EXCERPTED DATA ->
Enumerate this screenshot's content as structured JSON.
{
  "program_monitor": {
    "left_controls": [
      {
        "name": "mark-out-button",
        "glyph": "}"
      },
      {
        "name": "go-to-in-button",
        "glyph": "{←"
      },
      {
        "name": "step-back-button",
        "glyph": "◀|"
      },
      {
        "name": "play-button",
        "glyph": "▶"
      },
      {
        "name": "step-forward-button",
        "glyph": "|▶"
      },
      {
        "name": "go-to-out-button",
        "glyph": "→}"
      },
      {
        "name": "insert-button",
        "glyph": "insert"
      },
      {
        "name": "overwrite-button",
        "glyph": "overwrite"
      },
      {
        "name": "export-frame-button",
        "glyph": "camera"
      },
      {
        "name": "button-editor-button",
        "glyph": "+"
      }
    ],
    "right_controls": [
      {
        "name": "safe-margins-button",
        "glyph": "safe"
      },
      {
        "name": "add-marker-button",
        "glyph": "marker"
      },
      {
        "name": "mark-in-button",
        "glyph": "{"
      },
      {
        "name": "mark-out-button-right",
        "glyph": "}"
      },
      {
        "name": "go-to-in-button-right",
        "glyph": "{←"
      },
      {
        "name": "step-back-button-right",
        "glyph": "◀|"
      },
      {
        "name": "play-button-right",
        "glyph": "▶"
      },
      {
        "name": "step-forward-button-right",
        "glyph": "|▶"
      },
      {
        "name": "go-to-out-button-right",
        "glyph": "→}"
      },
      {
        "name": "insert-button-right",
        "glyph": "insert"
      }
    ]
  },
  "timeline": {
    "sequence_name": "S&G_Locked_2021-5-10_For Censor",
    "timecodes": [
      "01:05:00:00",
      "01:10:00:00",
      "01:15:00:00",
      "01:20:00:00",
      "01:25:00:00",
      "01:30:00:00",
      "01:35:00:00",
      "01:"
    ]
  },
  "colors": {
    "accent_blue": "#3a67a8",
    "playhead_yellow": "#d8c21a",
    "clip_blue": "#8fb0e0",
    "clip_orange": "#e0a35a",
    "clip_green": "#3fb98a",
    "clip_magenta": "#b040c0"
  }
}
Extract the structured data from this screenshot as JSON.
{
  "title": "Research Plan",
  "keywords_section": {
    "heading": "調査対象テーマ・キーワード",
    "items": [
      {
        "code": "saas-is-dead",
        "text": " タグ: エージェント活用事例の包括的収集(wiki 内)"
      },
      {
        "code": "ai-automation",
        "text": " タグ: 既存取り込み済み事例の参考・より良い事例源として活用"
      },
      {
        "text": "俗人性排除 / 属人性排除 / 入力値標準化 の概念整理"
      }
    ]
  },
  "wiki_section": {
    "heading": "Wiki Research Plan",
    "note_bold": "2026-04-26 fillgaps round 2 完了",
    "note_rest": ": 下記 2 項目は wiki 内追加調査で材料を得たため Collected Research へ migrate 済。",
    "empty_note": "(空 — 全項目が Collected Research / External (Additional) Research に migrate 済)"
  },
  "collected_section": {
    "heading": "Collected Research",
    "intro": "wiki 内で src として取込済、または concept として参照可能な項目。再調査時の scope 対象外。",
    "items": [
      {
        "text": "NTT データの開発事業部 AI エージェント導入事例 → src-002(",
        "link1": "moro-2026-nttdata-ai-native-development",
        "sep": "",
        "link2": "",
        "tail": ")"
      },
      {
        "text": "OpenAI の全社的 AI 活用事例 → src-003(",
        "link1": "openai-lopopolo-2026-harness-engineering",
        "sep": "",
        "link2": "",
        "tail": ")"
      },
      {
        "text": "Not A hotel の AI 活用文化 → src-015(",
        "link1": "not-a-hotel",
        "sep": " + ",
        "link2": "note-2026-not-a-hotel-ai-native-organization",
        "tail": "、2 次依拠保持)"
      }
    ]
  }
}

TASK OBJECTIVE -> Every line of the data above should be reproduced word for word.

TASK RESULT ->
Enumerate this screenshot's content as structured JSON.
{
  "program_monitor": {
    "left_controls": [
      {
        "name": "mark-out-button",
        "glyph": "}"
      },
      {
        "name": "go-to-in-button",
        "glyph": "{←"
      },
      {
        "name": "step-back-button",
        "glyph": "◀|"
      },
      {
        "name": "play-button",
        "glyph": "▶"
      },
      {
        "name": "step-forward-button",
        "glyph": "|▶"
      },
      {
        "name": "go-to-out-button",
        "glyph": "→}"
      },
      {
        "name": "insert-button",
        "glyph": "insert"
      },
      {
        "name": "overwrite-button",
        "glyph": "overwrite"
      },
      {
        "name": "export-frame-button",
        "glyph": "camera"
      },
      {
        "name": "button-editor-button",
        "glyph": "+"
      }
    ],
    "right_controls": [
      {
        "name": "safe-margins-button",
        "glyph": "safe"
      },
      {
        "name": "add-marker-button",
        "glyph": "marker"
      },
      {
        "name": "mark-in-button",
        "glyph": "{"
      },
      {
        "name": "mark-out-button-right",
        "glyph": "}"
      },
      {
        "name": "go-to-in-button-right",
        "glyph": "{←"
      },
      {
        "name": "step-back-button-right",
        "glyph": "◀|"
      },
      {
        "name": "play-button-right",
        "glyph": "▶"
      },
      {
        "name": "step-forward-button-right",
        "glyph": "|▶"
      },
      {
        "name": "go-to-out-button-right",
        "glyph": "→}"
      },
      {
        "name": "insert-button-right",
        "glyph": "insert"
      }
    ]
  },
  "timeline": {
    "sequence_name": "S&G_Locked_2021-5-10_For Censor",
    "timecodes": [
      "01:05:00:00",
      "01:10:00:00",
      "01:15:00:00",
      "01:20:00:00",
      "01:25:00:00",
      "01:30:00:00",
      "01:35:00:00",
      "01:"
    ]
  },
  "colors": {
    "accent_blue": "#3a67a8",
    "playhead_yellow": "#d8c21a",
    "clip_blue": "#8fb0e0",
    "clip_orange": "#e0a35a",
    "clip_green": "#3fb98a",
    "clip_magenta": "#b040c0"
  }
}
Extract the structured data from this screenshot as JSON.
{
  "title": "Research Plan",
  "keywords_section": {
    "heading": "調査対象テーマ・キーワード",
    "items": [
      {
        "code": "saas-is-dead",
        "text": " タグ: エージェント活用事例の包括的収集(wiki 内)"
      },
      {
        "code": "ai-automation",
        "text": " タグ: 既存取り込み済み事例の参考・より良い事例源として活用"
      },
      {
        "text": "俗人性排除 / 属人性排除 / 入力値標準化 の概念整理"
      }
    ]
  },
  "wiki_section": {
    "heading": "Wiki Research Plan",
    "note_bold": "2026-04-26 fillgaps round 2 完了",
    "note_rest": ": 下記 2 項目は wiki 内追加調査で材料を得たため Collected Research へ migrate 済。",
    "empty_note": "(空 — 全項目が Collected Research / External (Additional) Research に migrate 済)"
  },
  "collected_section": {
    "heading": "Collected Research",
    "intro": "wiki 内で src として取込済、または concept として参照可能な項目。再調査時の scope 対象外。",
    "items": [
      {
        "text": "NTT データの開発事業部 AI エージェント導入事例 → src-002(",
        "link1": "moro-2026-nttdata-ai-native-development",
        "sep": "",
        "link2": "",
        "tail": ")"
      },
      {
        "text": "OpenAI の全社的 AI 活用事例 → src-003(",
        "link1": "openai-lopopolo-2026-harness-engineering",
        "sep": "",
        "link2": "",
        "tail": ")"
      },
      {
        "text": "Not A hotel の AI 活用文化 → src-015(",
        "link1": "not-a-hotel",
        "sep": " + ",
        "link2": "note-2026-not-a-hotel-ai-native-organization",
        "tail": "、2 次依拠保持)"
      }
    ]
  }
}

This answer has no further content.